Most musical talents his age dabble in the piano or, increasingly, the violin. But at the tender age of five, Lee Yun Chai, 13, found aural inspiration in a less-practised string instrument - the ethereal-sounding harp.
'Although it's very tedious to play, it has a different kind of texture from other instruments. The timbre, the pieces, the pitches... everything,' says the well-spoken Year 1 music student who attended Keming Primary School.
Yun Chai has his father, a keen lover of classic harp pieces, to thank for his early initiation into music.
In 2004, English tutor Lee Yue Yee, 57, spotted an advertisement calling for students to study under acclaimed Singaporean harpist Kathrina Tan and decided to take his son for a try-out.
'I remember him plucking a few strings and liking it,' says Mr Lee, whose wife is also a private tutor.
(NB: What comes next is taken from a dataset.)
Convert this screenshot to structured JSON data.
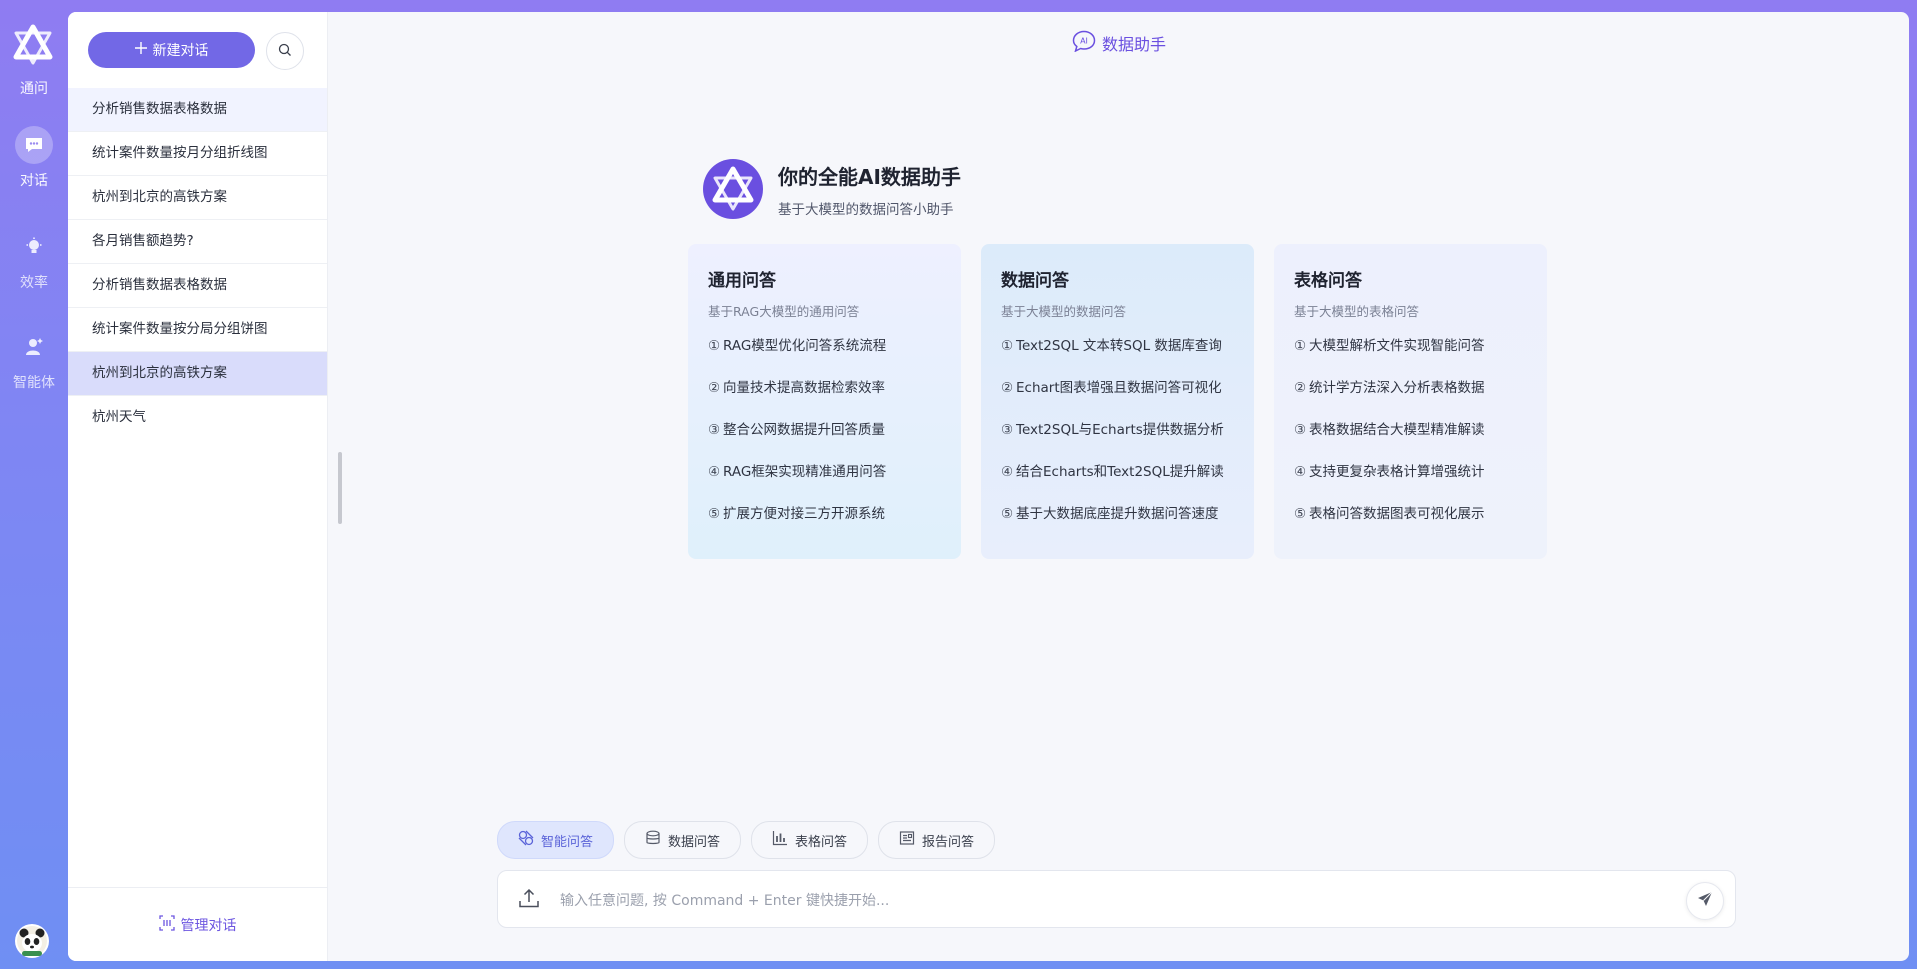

The rest came naturally to Yun Chai. When he was nine, his parents took him to a nursing home to visit a sick grandaunt. The whole ward, nurses and patients alike, fell silent when the boy started playing his instrument.
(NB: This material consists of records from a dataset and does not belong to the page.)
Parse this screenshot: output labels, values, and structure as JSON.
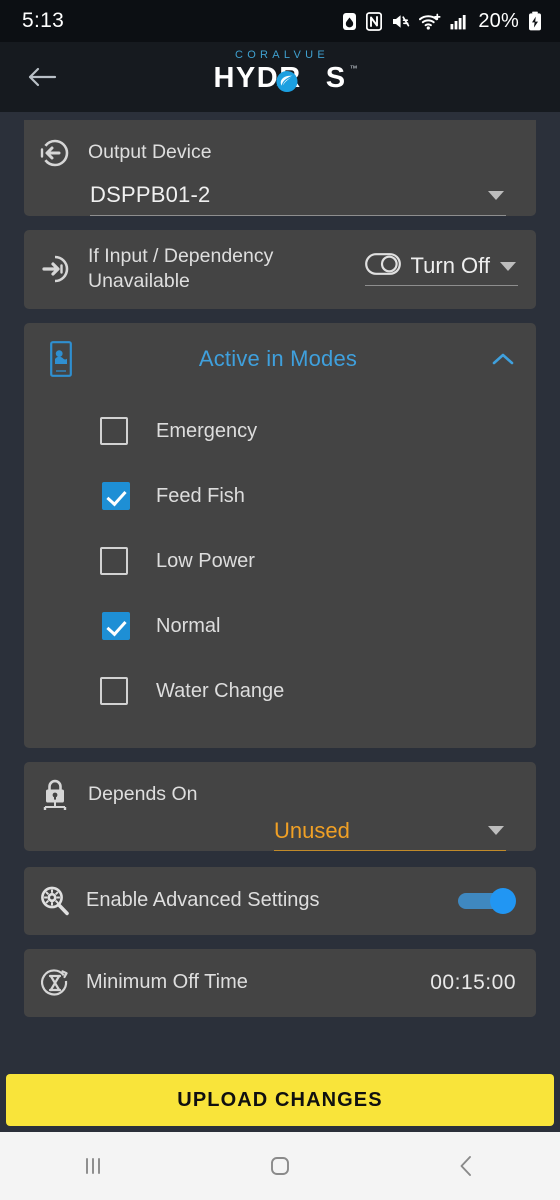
{
  "status_bar": {
    "time": "5:13",
    "battery_percent": "20%",
    "icons": [
      "water-drop-icon",
      "nfc-icon",
      "mute-icon",
      "wifi-icon",
      "cellular-signal-icon",
      "battery-charging-icon"
    ]
  },
  "app_bar": {
    "back_icon": "back-arrow-icon",
    "brand_top": "CORALVUE",
    "brand_main_left": "HYDR",
    "brand_main_right": "S",
    "brand_tm": "™"
  },
  "output_device": {
    "icon": "output-arrow-icon",
    "label": "Output Device",
    "value": "DSPPB01-2",
    "caret_icon": "chevron-down-icon"
  },
  "dependency": {
    "icon": "input-arrow-icon",
    "label_line1": "If Input / Dependency",
    "label_line2": "Unavailable",
    "toggle_icon": "toggle-switch-icon",
    "value": "Turn Off",
    "caret_icon": "chevron-down-icon"
  },
  "active_in_modes": {
    "icon": "tablet-wave-icon",
    "title": "Active in Modes",
    "collapse_icon": "chevron-up-icon",
    "items": [
      {
        "label": "Emergency",
        "checked": false
      },
      {
        "label": "Feed Fish",
        "checked": true
      },
      {
        "label": "Low Power",
        "checked": false
      },
      {
        "label": "Normal",
        "checked": true
      },
      {
        "label": "Water Change",
        "checked": false
      }
    ]
  },
  "depends_on": {
    "icon": "lock-network-icon",
    "label": "Depends On",
    "value": "Unused",
    "caret_icon": "chevron-down-icon"
  },
  "advanced_settings": {
    "icon": "gear-magnifier-icon",
    "label": "Enable Advanced Settings",
    "toggle_on": true
  },
  "minimum_off_time": {
    "icon": "hourglass-icon",
    "label": "Minimum Off Time",
    "value": "00:15:00"
  },
  "upload": {
    "label": "UPLOAD CHANGES"
  },
  "nav_bar": {
    "recents_icon": "recents-icon",
    "home_icon": "home-icon",
    "back_icon": "back-icon"
  },
  "colors": {
    "page_background": "#2b303a",
    "card_background": "#444444",
    "accent_blue": "#3fa0dd",
    "accent_orange": "#f0a025",
    "upload_yellow": "#f9e43a",
    "checkbox_checked": "#1e8fd5",
    "status_bar_bg": "#0c0f13",
    "app_bar_bg": "#161a1f",
    "nav_bar_bg": "#f4f4f4"
  }
}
Now at a Grade 8 level of proficiency, Yun Chai counts overseas competitions and recitals - the most recent one being the ChildAid concert at Resorts World Sentosa - as part of his music practice.
Like a seasoned pro, the boy, one of three harpists at Sota, also shrugs off the blisters on his hands as par for the course.
Sota came into the picture because Mr Lee was unsure if a music elective programme in a mainstream school - usually geared towards more popular instruments - would be suitable for his son. Another bonus of enrolling in Sota was that Yun Chai's harp teacher had also signed on to be an adjunct faculty member there.
For the teenager, a musical career seems written in the score. He hopes to perform and teach. But he adds modestly: 'If I'm good enough.'
This article was first published in The Straits Times.